Customer: replied 3 years ago.
Dr Kara ,
Just a quick note to keep you updated .... Cadbury seems back to his old self and yesterday was his Birthday - a very special one as we feel we came close to loosing him! 😄
Thank you for the update on Cadbury. I am so pleased to hear that he is doing well, and I hope he had a wonderful birthday. I am sure the best gift he received was the chance to spend more time with his family.
Looking back on this I wonder if your fellow suffered a small stroke, and the continuing episodes were due to brain damage and inflammation which eventually healed. It sounds like one only because he has recovered so well, and most other types of brain disease we don't see that sort of recovery with. Strokes in dogs are pretty rare, and even when they occur the way that their vascular system in the brain is so well designed we may not even see symptoms because their brain is so well supplied with blood.
I am very, very glad to hear such good news. Enjoy your boy, I am so pleased for all of you.
Customer: replied 3 years ago.

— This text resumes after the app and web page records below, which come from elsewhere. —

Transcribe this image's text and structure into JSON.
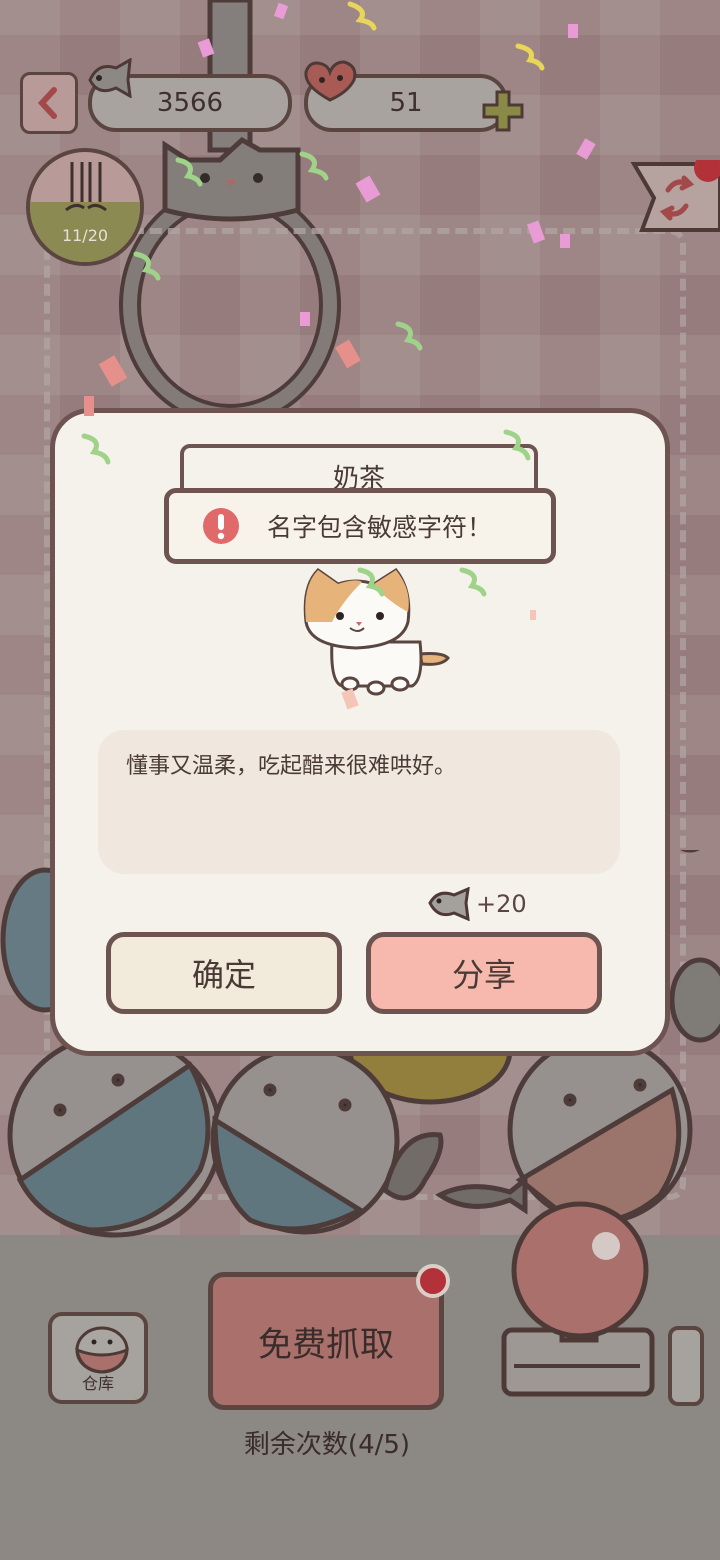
{
  "hud": {
    "fish_count": "3566",
    "heart_count": "51",
    "progress_label": "11/20",
    "progress_fraction": 0.55
  },
  "dialog": {
    "cat_name": "奶茶",
    "toast_message": "名字包含敏感字符！",
    "description": "懂事又温柔，吃起醋来很难哄好。",
    "reward": "+20",
    "confirm_label": "确定",
    "share_label": "分享"
  },
  "controls": {
    "warehouse_label": "仓库",
    "grab_label": "免费抓取",
    "remaining_label": "剩余次数(4/5)"
  },
  "colors": {
    "outline": "#5b4540",
    "share_button": "#f7b9ad",
    "confirm_button": "#f2eadb",
    "grab_button": "#a9706c",
    "alert_red": "#e06a6a"
  },
  "icons": [
    "back-arrow-icon",
    "fish-icon",
    "heart-icon",
    "plus-icon",
    "share-icon",
    "alert-icon",
    "warehouse-icon"
  ]
}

Thank you Dr Kara. Yes I think you are right with your diagnosis. He had a little weakness in his back legs and also lost his " itchy" spot on his tummy that when we tickled him used to make his leg kick involuntarily!! So I think a stroke! We are just grateful for your input in getting him back to health - and my teenagers are appreciating him all the more 😄😄
You are very welcome. I am glad to hear that your teenagers appreciate their pup. Dogs are fantastic, nonjudgemental friends, which teens can sometimes very much need. (I have two teenagers of my own, and I suspect the dogs knows a lot more than I do about their troubles). Give your fellow a hug for me and I hope to hear that he is with you for at least another few years.